TASK:
Which of the lines below hold "archive"? Please return each one.

RECORDS SUPPLIED below:

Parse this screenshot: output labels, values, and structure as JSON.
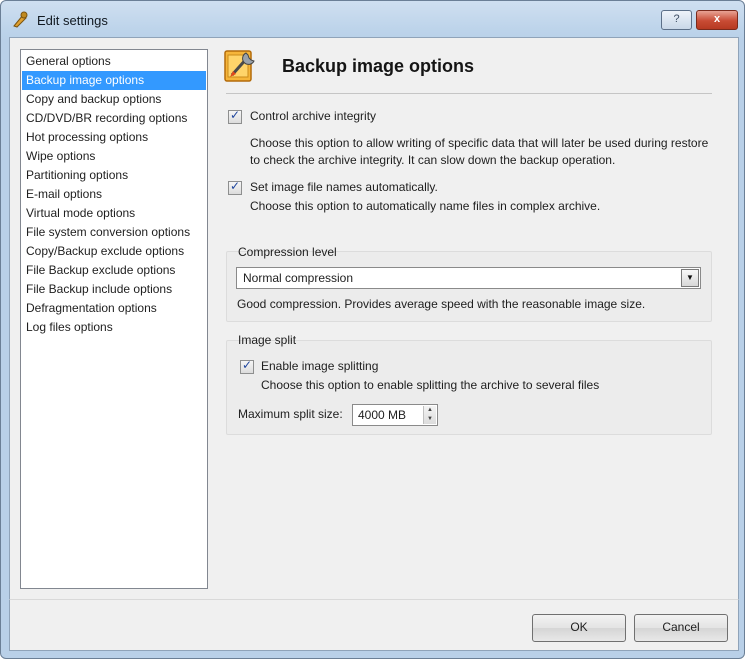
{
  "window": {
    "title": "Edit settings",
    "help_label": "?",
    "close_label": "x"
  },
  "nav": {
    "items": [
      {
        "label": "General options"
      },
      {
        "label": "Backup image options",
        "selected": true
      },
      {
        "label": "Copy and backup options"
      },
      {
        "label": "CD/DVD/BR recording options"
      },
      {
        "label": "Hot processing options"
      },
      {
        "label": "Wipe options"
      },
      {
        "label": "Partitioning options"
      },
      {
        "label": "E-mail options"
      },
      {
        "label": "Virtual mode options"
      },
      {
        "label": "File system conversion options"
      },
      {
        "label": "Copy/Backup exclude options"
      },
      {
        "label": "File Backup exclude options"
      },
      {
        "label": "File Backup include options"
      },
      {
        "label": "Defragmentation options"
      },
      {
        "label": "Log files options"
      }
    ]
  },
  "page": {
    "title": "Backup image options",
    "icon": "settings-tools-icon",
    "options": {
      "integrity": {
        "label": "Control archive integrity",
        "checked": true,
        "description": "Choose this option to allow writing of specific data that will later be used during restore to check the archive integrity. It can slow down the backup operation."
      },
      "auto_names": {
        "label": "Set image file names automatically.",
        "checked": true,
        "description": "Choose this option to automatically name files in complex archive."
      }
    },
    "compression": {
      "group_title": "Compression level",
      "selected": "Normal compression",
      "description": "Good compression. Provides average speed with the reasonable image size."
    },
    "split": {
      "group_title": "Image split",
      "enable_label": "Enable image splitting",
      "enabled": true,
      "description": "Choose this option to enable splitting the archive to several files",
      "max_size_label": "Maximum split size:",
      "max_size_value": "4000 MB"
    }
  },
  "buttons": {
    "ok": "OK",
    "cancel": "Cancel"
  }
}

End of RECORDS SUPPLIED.

RESULT FOR THIS EXERCISE:
        "label": "Control archive integrity",
        "description": "Choose this option to allow writing of specific data that will later be used during restore to check the archive integrity. It can slow down the backup operation."
        "description": "Choose this option to automatically name files in complex archive."
      "description": "Choose this option to enable splitting the archive to several files",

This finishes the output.